It goes without saying that every case is different and largely depends on its own facts. The law often differs from state to state. However, despite their efforts to restrict coverage, many carriers have been ordered to pay claims under CGL policies that they tried to deny. As stated, never accept at face value a carrier's determination that a claim is not covered.
The commercial general liability ("CGL") policy has been a staple insurance product and a cornerstone of many companies' risk management programs for many years. Consistent with the name ("general" liability insurance), this coverage is often sold, sometimes in conjunction with "umbrella" policies, as covering "everything else." What is "everything else?" For a small to medium-sized business, this may be interpreted to mean "everything" not covered by worker's compensation, automobile, and perhaps employer's liability coverage.
The reality is that insurance company claims adjusters and coverage attorneys often interpret CGL policies so narrowly that it is difficult to determine what, if anything, would be covered. These narrow interpretations are buttressed by many exclusions that insurance companies add to CGL policies, either in the body of the policy or by endorsements that are stapled to the policy form. I recently reviewed a CGL policy issued by a major insurer that was endorsed with almost 20 exclusions.
Here is what happens in the real world: Insurers are forced to pay for losses under CGL policies that result in substantial losses. After a round of losses, the insurers endorse new or renewed policies to include "absolute" exclusions. Examples of this behavior include the absolute pollution exclusion adopted in the 1980s in response to environmental claims, and, more recently, fungus exclusions adopted in response to mold claims. Insurers are now trying to avoid losses related to electronically stored data and cyber liability (watch for posts on this burgeoning area in coming months).
After restricting coverage under CGL policies, insurance companies will often begin writing "special" coverage to cover the now-excluded losses, but at an additional premium, of course. For example, many insurers now sell environmental impairment liability coverage.

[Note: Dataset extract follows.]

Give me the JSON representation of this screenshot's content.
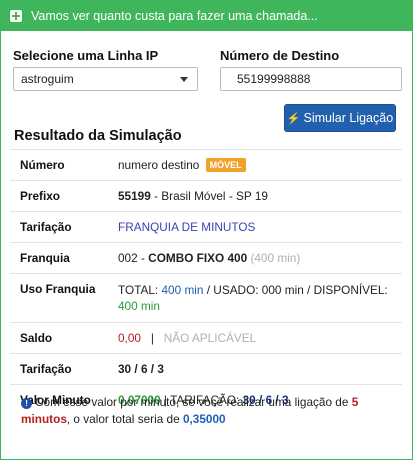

It never ceases to amaze me the lengths that insurance companies will go to in denying claims. With respect to CGL exclusions, one of the favorite exclusions that claims adjusters like to raise is loss "expected or intended" by the insured. It is not surprising that losses that are truly intentionally caused are not covered. However, many carrier representatives seem to believe that if a loss was conceivably foreseeable, it was "expected or intended."

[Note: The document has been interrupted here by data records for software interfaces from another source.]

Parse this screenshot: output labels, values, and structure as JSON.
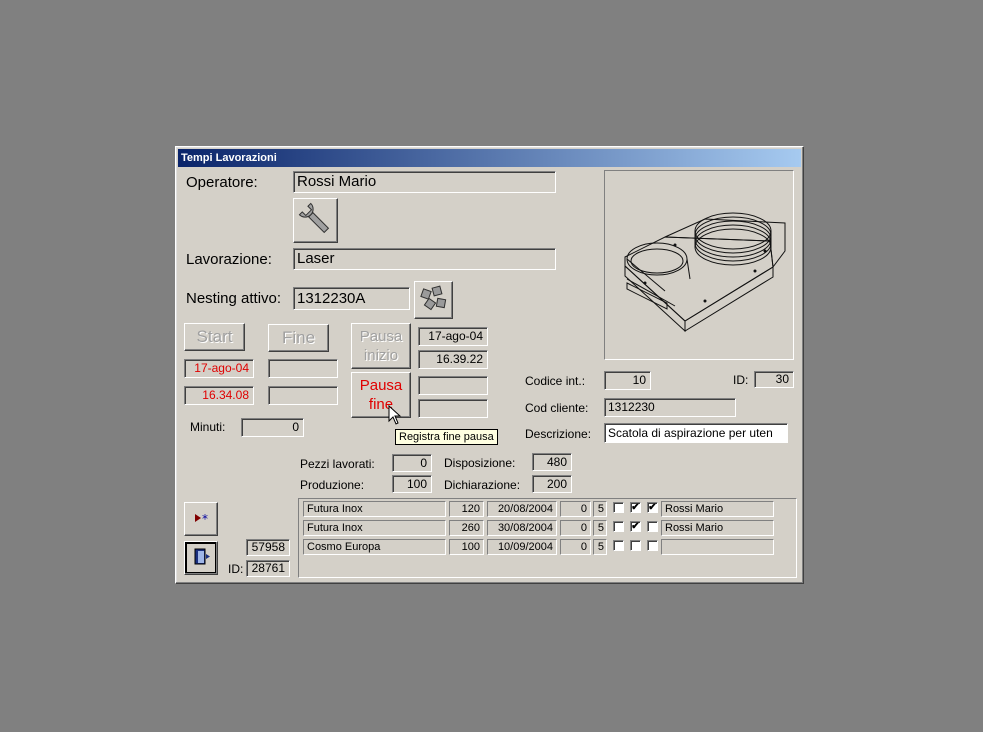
{
  "window": {
    "title": "Tempi Lavorazioni"
  },
  "form": {
    "operatore_label": "Operatore:",
    "operatore_value": "Rossi Mario",
    "lavorazione_label": "Lavorazione:",
    "lavorazione_value": "Laser",
    "nesting_label": "Nesting attivo:",
    "nesting_value": "1312230A",
    "start_label": "Start",
    "fine_label": "Fine",
    "start_date": "17-ago-04",
    "start_time": "16.34.08",
    "fine_date": "",
    "fine_time": "",
    "pausa_inizio_label": "Pausa inizio",
    "pausa_inizio_date": "17-ago-04",
    "pausa_inizio_time": "16.39.22",
    "pausa_fine_label": "Pausa fine",
    "pausa_fine_date": "",
    "pausa_fine_time": "",
    "minuti_label": "Minuti:",
    "minuti_value": "0",
    "tooltip": "Registra fine pausa"
  },
  "detail": {
    "codice_int_label": "Codice  int.:",
    "codice_int_value": "10",
    "id_label": "ID:",
    "id_value": "30",
    "cod_cliente_label": "Cod cliente:",
    "cod_cliente_value": "1312230",
    "descrizione_label": "Descrizione:",
    "descrizione_value": "Scatola di aspirazione per uten"
  },
  "stats": {
    "pezzi_label": "Pezzi lavorati:",
    "pezzi_value": "0",
    "produzione_label": "Produzione:",
    "produzione_value": "100",
    "disposizione_label": "Disposizione:",
    "disposizione_value": "480",
    "dichiarazione_label": "Dichiarazione:",
    "dichiarazione_value": "200"
  },
  "footer": {
    "record_value": "57958",
    "id_label": "ID:",
    "id_value": "28761"
  },
  "rows": [
    {
      "cliente": "Futura Inox",
      "qta": "120",
      "data": "20/08/2004",
      "n1": "0",
      "n2": "5",
      "c1": false,
      "c2": true,
      "c3": true,
      "operatore": "Rossi Mario"
    },
    {
      "cliente": "Futura Inox",
      "qta": "260",
      "data": "30/08/2004",
      "n1": "0",
      "n2": "5",
      "c1": false,
      "c2": true,
      "c3": false,
      "operatore": "Rossi Mario"
    },
    {
      "cliente": "Cosmo Europa",
      "qta": "100",
      "data": "10/09/2004",
      "n1": "0",
      "n2": "5",
      "c1": false,
      "c2": false,
      "c3": false,
      "operatore": ""
    }
  ],
  "icons": {
    "tool": "wrench-icon",
    "nesting": "parts-icon",
    "new_record": "new-record-icon",
    "exit": "exit-door-icon",
    "cursor": "mouse-pointer-icon"
  }
}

Another favorite is the pollution exclusion. Claims adjusters are often very creative when it comes to arguing that accidents were caused by "pollutants." These arguments are buttressed by the definition of "pollutants," which are defined generally as "irritants" or "contaminants." Because just about any substance can, in the appropriate circumstances, be an "irritant" or "contaminant," the definition encourages claims adjusters to take aggressive positions in denying claims. Unfortunately, some courts have accepted these positions, while other courts have not.
If a carrier denies a claim based on exclusions, do not assume all is lost. Courts often do not uphold the interpretation advanced by the insurance company. Before you accept a denial, see a policyholder's coverage attorney.
Here are the immediate takeaways from this post: